one meal during that time. No complaint was uttered; all were willing to do whatever was required. More heroic officers and men are not to be found in the service. It will not be claiming too much for this brigade to say that but for its determined resistance to the enemy he would have reached the center of our camp early in the day. The field offices behaved with gallantry on every occasion. Lieutenant-Colonel Ellis and Major Goddard,of the Fifteenth Illinois, held that regiment steady under the terrible shock of the first attack on this brigade and yielded not an inch till they fell. They were gallant officers and worthy men, whose places it will be difficult to supply.
Colonel Davis, Lieutenant-Colonel Jones, and Major Dornblaser, of the Forty-sixth Illinois, each displayed coolness and courage in resisting the heavy columns thrown against them. Major Dornblaser was wounded and compelled to leave the field early on the first day. Colonel Davis was severely wounded on the second day while gallantly fighting in Colonel Marsh's brigade and was carried from the field. Lieutenant-Colonel Jones took command, an conducted his regiment with skill and courage till the battle closed.
Lieutenant-Colonel Morgan, of the Twenty-fifth Indiana, was severely wounded in the leg very soon after his regiment became engaged. He was compelled reluctantly to retire from the field. The loss of his services was severely felt by both officers and men. The command devolved on Major Foster, who proved himself every way worthy of it. He was active, brave,and energetic, inspiring his men with courage and confidence. His worthy example was felt by all around him.
Colonel Hall, of the Fourteenth Illinois, led with his regiment that gallant charge on Monday evening which drove the enemy beyond our lines and closed the struggle of that memorable day. In the heat of battle he exhibited the skill and firmness of a veteran.
Lieutenant-Colonel Cam was prompt and ready to execute commands, and rendered valuable service in leading the Fifteenth Regiment Illinois Volunteers on the second day.
Major Morris stood bravely by his colors, was active in rallying his men, prompt in the execution of every order, and always to be found at his post of duty.

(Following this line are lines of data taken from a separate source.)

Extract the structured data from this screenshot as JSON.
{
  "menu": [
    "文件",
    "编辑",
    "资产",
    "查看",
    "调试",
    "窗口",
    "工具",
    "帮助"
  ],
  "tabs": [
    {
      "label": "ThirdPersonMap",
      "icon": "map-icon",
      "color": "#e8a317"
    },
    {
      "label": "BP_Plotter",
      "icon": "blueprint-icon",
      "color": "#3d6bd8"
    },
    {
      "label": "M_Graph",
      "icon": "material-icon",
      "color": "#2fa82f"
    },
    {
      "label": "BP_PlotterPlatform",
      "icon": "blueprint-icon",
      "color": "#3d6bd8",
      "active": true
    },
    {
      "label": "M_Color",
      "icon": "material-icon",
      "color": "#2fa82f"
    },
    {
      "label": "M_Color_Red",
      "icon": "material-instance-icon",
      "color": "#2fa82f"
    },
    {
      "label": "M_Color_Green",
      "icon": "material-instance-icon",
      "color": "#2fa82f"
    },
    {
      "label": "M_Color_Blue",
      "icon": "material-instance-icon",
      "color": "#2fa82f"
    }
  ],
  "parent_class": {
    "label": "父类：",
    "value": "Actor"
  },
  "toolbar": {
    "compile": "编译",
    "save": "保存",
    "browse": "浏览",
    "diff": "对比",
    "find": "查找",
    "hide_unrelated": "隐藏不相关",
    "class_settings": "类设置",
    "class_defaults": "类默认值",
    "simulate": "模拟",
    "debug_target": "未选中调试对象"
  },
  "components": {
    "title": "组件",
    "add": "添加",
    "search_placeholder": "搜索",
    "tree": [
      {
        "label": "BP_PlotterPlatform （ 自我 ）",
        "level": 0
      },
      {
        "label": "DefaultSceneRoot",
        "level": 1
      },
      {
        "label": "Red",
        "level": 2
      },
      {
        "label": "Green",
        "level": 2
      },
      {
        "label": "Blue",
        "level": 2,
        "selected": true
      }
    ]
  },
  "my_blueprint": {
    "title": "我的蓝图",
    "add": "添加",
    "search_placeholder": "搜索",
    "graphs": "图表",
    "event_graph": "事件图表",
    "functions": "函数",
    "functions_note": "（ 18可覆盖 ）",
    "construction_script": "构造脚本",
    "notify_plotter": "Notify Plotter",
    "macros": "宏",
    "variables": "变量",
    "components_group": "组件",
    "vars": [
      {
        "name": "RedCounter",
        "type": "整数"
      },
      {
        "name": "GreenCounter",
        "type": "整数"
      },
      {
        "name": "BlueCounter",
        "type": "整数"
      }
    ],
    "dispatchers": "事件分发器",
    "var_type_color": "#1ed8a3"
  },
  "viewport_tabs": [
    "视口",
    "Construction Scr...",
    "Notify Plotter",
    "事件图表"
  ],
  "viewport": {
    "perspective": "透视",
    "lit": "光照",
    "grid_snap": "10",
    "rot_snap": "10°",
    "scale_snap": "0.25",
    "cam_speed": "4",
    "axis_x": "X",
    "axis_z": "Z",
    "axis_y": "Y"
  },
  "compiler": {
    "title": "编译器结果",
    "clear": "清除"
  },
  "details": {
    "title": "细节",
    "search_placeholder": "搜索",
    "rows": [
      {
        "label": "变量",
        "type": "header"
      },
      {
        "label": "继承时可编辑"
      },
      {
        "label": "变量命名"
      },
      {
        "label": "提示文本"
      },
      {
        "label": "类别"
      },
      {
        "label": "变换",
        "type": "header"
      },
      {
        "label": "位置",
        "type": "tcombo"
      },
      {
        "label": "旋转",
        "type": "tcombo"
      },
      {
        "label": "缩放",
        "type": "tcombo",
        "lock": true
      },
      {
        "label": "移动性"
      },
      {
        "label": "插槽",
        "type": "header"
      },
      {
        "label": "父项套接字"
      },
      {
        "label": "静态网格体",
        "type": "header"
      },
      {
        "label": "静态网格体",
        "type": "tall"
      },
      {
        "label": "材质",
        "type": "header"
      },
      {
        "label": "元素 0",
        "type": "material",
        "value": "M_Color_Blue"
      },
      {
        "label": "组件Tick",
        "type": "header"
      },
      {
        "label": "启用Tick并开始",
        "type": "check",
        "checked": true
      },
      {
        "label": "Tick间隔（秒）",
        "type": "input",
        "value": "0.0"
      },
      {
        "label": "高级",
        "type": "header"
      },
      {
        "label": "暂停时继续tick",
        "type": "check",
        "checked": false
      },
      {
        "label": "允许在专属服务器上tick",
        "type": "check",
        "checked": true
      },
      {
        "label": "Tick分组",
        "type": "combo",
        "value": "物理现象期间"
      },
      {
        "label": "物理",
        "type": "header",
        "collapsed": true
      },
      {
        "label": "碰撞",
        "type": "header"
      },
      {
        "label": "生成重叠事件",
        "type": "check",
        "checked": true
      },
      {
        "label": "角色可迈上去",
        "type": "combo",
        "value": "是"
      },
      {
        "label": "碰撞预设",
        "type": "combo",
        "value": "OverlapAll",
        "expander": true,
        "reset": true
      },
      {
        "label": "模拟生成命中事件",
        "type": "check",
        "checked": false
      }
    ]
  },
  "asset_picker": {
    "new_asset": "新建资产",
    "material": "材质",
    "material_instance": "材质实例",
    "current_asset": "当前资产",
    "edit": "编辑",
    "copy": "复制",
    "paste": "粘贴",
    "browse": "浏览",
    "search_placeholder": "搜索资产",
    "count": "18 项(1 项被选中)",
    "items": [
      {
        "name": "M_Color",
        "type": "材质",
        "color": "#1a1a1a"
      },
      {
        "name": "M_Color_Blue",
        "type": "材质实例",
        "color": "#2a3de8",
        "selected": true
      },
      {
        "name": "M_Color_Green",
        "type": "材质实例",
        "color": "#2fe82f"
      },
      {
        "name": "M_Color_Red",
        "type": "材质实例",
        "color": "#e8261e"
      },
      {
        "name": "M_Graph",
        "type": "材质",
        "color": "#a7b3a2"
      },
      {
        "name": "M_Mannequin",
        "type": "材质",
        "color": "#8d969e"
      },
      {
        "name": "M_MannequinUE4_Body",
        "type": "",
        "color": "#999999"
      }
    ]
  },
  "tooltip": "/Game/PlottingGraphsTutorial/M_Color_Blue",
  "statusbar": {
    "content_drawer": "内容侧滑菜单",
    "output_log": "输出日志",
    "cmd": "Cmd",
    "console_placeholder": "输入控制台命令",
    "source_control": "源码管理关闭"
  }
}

I take pleasure in mentioning in the strongest terms of approbation the conduct of my staff officers-Captain Fox, of the Fourteenth Illinois, acting brigade adjutant, and Lieutenant Bruner, of the Twenty-fifth Indiana. They were with me from the opening of the action till it closed, and their activity, courage, and devotion to duty proved their worth, and I recommend them for promotion.
Major John T. Walker, acting brigade surgeon, devoted his whole time to the care of the wounded, and proved himself one of the best and most faithful officers.
The brigade sustained a heavy loss in killed and wounded. A list of the names is attached to each of the regimental reports.
A statement of the total loss is here attached.*
I have the honor to be, most respectfully, your obedient servant,
JAMES C. VEATCH,
Colonel, Commanding Fourth Brigade, Second Division.
Captain SMITH D. ATKINS,
Assistant Adjutant-General, Fourth Division.
*But see revised statement, p. 103